- [PROBLEM STATEMENT]:
Copy the data that follows, exactly and completely.

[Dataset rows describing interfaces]
..............................

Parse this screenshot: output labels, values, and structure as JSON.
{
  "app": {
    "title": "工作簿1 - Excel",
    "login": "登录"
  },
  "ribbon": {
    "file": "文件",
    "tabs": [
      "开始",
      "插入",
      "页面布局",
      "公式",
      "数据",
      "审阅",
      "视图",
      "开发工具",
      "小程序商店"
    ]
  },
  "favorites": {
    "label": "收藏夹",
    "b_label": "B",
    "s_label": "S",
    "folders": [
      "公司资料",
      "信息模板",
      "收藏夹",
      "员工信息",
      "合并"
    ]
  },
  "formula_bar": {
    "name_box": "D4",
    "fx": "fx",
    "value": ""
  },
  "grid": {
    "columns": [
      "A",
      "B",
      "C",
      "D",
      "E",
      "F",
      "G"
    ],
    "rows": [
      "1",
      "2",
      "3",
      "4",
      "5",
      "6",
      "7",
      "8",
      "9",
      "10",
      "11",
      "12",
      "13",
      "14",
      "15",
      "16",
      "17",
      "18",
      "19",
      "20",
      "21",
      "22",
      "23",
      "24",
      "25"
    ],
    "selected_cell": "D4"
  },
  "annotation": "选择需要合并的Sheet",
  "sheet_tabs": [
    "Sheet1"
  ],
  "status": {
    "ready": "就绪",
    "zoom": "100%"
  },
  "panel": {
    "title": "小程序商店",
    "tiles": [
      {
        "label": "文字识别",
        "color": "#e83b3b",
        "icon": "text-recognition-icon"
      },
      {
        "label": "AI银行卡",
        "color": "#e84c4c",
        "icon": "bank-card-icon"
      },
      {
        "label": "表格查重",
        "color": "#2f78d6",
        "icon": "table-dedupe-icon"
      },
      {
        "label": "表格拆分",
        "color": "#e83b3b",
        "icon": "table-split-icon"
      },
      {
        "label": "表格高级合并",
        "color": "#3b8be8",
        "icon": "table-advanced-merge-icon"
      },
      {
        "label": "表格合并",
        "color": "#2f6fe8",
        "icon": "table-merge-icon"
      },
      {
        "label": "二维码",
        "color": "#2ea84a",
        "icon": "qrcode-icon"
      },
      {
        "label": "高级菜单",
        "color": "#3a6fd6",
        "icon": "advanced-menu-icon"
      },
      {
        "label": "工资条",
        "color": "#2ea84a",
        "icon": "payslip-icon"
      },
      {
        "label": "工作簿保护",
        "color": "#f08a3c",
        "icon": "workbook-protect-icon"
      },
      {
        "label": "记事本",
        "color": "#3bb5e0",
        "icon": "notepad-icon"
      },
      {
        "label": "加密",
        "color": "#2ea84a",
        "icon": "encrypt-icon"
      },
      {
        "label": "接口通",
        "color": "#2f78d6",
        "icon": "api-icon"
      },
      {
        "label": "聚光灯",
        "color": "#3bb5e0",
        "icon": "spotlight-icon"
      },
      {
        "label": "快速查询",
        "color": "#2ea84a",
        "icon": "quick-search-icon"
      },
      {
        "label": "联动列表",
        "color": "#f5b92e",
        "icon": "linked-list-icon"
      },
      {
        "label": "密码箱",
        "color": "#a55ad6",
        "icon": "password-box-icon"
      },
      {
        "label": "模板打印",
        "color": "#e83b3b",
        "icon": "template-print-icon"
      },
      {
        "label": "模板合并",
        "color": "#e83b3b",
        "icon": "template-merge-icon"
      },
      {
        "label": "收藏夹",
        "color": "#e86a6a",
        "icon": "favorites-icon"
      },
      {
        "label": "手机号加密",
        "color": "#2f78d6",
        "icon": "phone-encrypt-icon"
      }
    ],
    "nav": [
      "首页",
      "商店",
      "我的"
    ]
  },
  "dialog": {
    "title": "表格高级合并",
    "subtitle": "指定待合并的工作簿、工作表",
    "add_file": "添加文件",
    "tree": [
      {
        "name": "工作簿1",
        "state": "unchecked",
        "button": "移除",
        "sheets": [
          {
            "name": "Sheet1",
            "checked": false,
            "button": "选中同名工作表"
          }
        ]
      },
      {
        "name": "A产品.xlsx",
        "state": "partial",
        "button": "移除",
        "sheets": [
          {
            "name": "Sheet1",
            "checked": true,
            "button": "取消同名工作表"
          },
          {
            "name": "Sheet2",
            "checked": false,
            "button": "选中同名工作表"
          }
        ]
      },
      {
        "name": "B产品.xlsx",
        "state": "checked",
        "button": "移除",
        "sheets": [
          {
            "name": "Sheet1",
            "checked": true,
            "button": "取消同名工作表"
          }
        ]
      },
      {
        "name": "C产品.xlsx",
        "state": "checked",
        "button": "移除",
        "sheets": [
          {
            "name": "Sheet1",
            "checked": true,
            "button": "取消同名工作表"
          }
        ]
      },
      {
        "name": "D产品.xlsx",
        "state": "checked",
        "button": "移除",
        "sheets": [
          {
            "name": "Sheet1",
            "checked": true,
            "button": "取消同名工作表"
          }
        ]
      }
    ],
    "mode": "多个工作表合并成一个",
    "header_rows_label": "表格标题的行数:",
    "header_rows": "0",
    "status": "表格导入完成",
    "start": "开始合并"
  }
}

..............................

- [WRITTEN RESPONSE]:
Parse this screenshot: output labels, values, and structure as JSON.
{
  "app": {
    "title": "工作簿1 - Excel",
    "login": "登录"
  },
  "ribbon": {
    "file": "文件",
    "tabs": [
      "开始",
      "插入",
      "页面布局",
      "公式",
      "数据",
      "审阅",
      "视图",
      "开发工具",
      "小程序商店"
    ]
  },
  "favorites": {
    "label": "收藏夹",
    "b_label": "B",
    "s_label": "S",
    "folders": [
      "公司资料",
      "信息模板",
      "收藏夹",
      "员工信息",
      "合并"
    ]
  },
  "formula_bar": {
    "name_box": "D4",
    "fx": "fx",
    "value": ""
  },
  "grid": {
    "columns": [
      "A",
      "B",
      "C",
      "D",
      "E",
      "F",
      "G"
    ],
    "rows": [
      "1",
      "2",
      "3",
      "4",
      "5",
      "6",
      "7",
      "8",
      "9",
      "10",
      "11",
      "12",
      "13",
      "14",
      "15",
      "16",
      "17",
      "18",
      "19",
      "20",
      "21",
      "22",
      "23",
      "24",
      "25"
    ],
    "selected_cell": "D4"
  },
  "annotation": "选择需要合并的Sheet",
  "sheet_tabs": [
    "Sheet1"
  ],
  "status": {
    "ready": "就绪",
    "zoom": "100%"
  },
  "panel": {
    "title": "小程序商店",
    "tiles": [
      {
        "label": "文字识别",
        "color": "#e83b3b",
        "icon": "text-recognition-icon"
      },
      {
        "label": "AI银行卡",
        "color": "#e84c4c",
        "icon": "bank-card-icon"
      },
      {
        "label": "表格查重",
        "color": "#2f78d6",
        "icon": "table-dedupe-icon"
      },
      {
        "label": "表格拆分",
        "color": "#e83b3b",
        "icon": "table-split-icon"
      },
      {
        "label": "表格高级合并",
        "color": "#3b8be8",
        "icon": "table-advanced-merge-icon"
      },
      {
        "label": "表格合并",
        "color": "#2f6fe8",
        "icon": "table-merge-icon"
      },
      {
        "label": "二维码",
        "color": "#2ea84a",
        "icon": "qrcode-icon"
      },
      {
        "label": "高级菜单",
        "color": "#3a6fd6",
        "icon": "advanced-menu-icon"
      },
      {
        "label": "工资条",
        "color": "#2ea84a",
        "icon": "payslip-icon"
      },
      {
        "label": "工作簿保护",
        "color": "#f08a3c",
        "icon": "workbook-protect-icon"
      },
      {
        "label": "记事本",
        "color": "#3bb5e0",
        "icon": "notepad-icon"
      },
      {
        "label": "加密",
        "color": "#2ea84a",
        "icon": "encrypt-icon"
      },
      {
        "label": "接口通",
        "color": "#2f78d6",
        "icon": "api-icon"
      },
      {
        "label": "聚光灯",
        "color": "#3bb5e0",
        "icon": "spotlight-icon"
      },
      {
        "label": "快速查询",
        "color": "#2ea84a",
        "icon": "quick-search-icon"
      },
      {
        "label": "联动列表",
        "color": "#f5b92e",
        "icon": "linked-list-icon"
      },
      {
        "label": "密码箱",
        "color": "#a55ad6",
        "icon": "password-box-icon"
      },
      {
        "label": "模板打印",
        "color": "#e83b3b",
        "icon": "template-print-icon"
      },
      {
        "label": "模板合并",
        "color": "#e83b3b",
        "icon": "template-merge-icon"
      },
      {
        "label": "收藏夹",
        "color": "#e86a6a",
        "icon": "favorites-icon"
      },
      {
        "label": "手机号加密",
        "color": "#2f78d6",
        "icon": "phone-encrypt-icon"
      }
    ],
    "nav": [
      "首页",
      "商店",
      "我的"
    ]
  },
  "dialog": {
    "title": "表格高级合并",
    "subtitle": "指定待合并的工作簿、工作表",
    "add_file": "添加文件",
    "tree": [
      {
        "name": "工作簿1",
        "state": "unchecked",
        "button": "移除",
        "sheets": [
          {
            "name": "Sheet1",
            "checked": false,
            "button": "选中同名工作表"
          }
        ]
      },
      {
        "name": "A产品.xlsx",
        "state": "partial",
        "button": "移除",
        "sheets": [
          {
            "name": "Sheet1",
            "checked": true,
            "button": "取消同名工作表"
          },
          {
            "name": "Sheet2",
            "checked": false,
            "button": "选中同名工作表"
          }
        ]
      },
      {
        "name": "B产品.xlsx",
        "state": "checked",
        "button": "移除",
        "sheets": [
          {
            "name": "Sheet1",
            "checked": true,
            "button": "取消同名工作表"
          }
        ]
      },
      {
        "name": "C产品.xlsx",
        "state": "checked",
        "button": "移除",
        "sheets": [
          {
            "name": "Sheet1",
            "checked": true,
            "button": "取消同名工作表"
          }
        ]
      },
      {
        "name": "D产品.xlsx",
        "state": "checked",
        "button": "移除",
        "sheets": [
          {
            "name": "Sheet1",
            "checked": true,
            "button": "取消同名工作表"
          }
        ]
      }
    ],
    "mode": "多个工作表合并成一个",
    "header_rows_label": "表格标题的行数:",
    "header_rows": "0",
    "status": "表格导入完成",
    "start": "开始合并"
  }
}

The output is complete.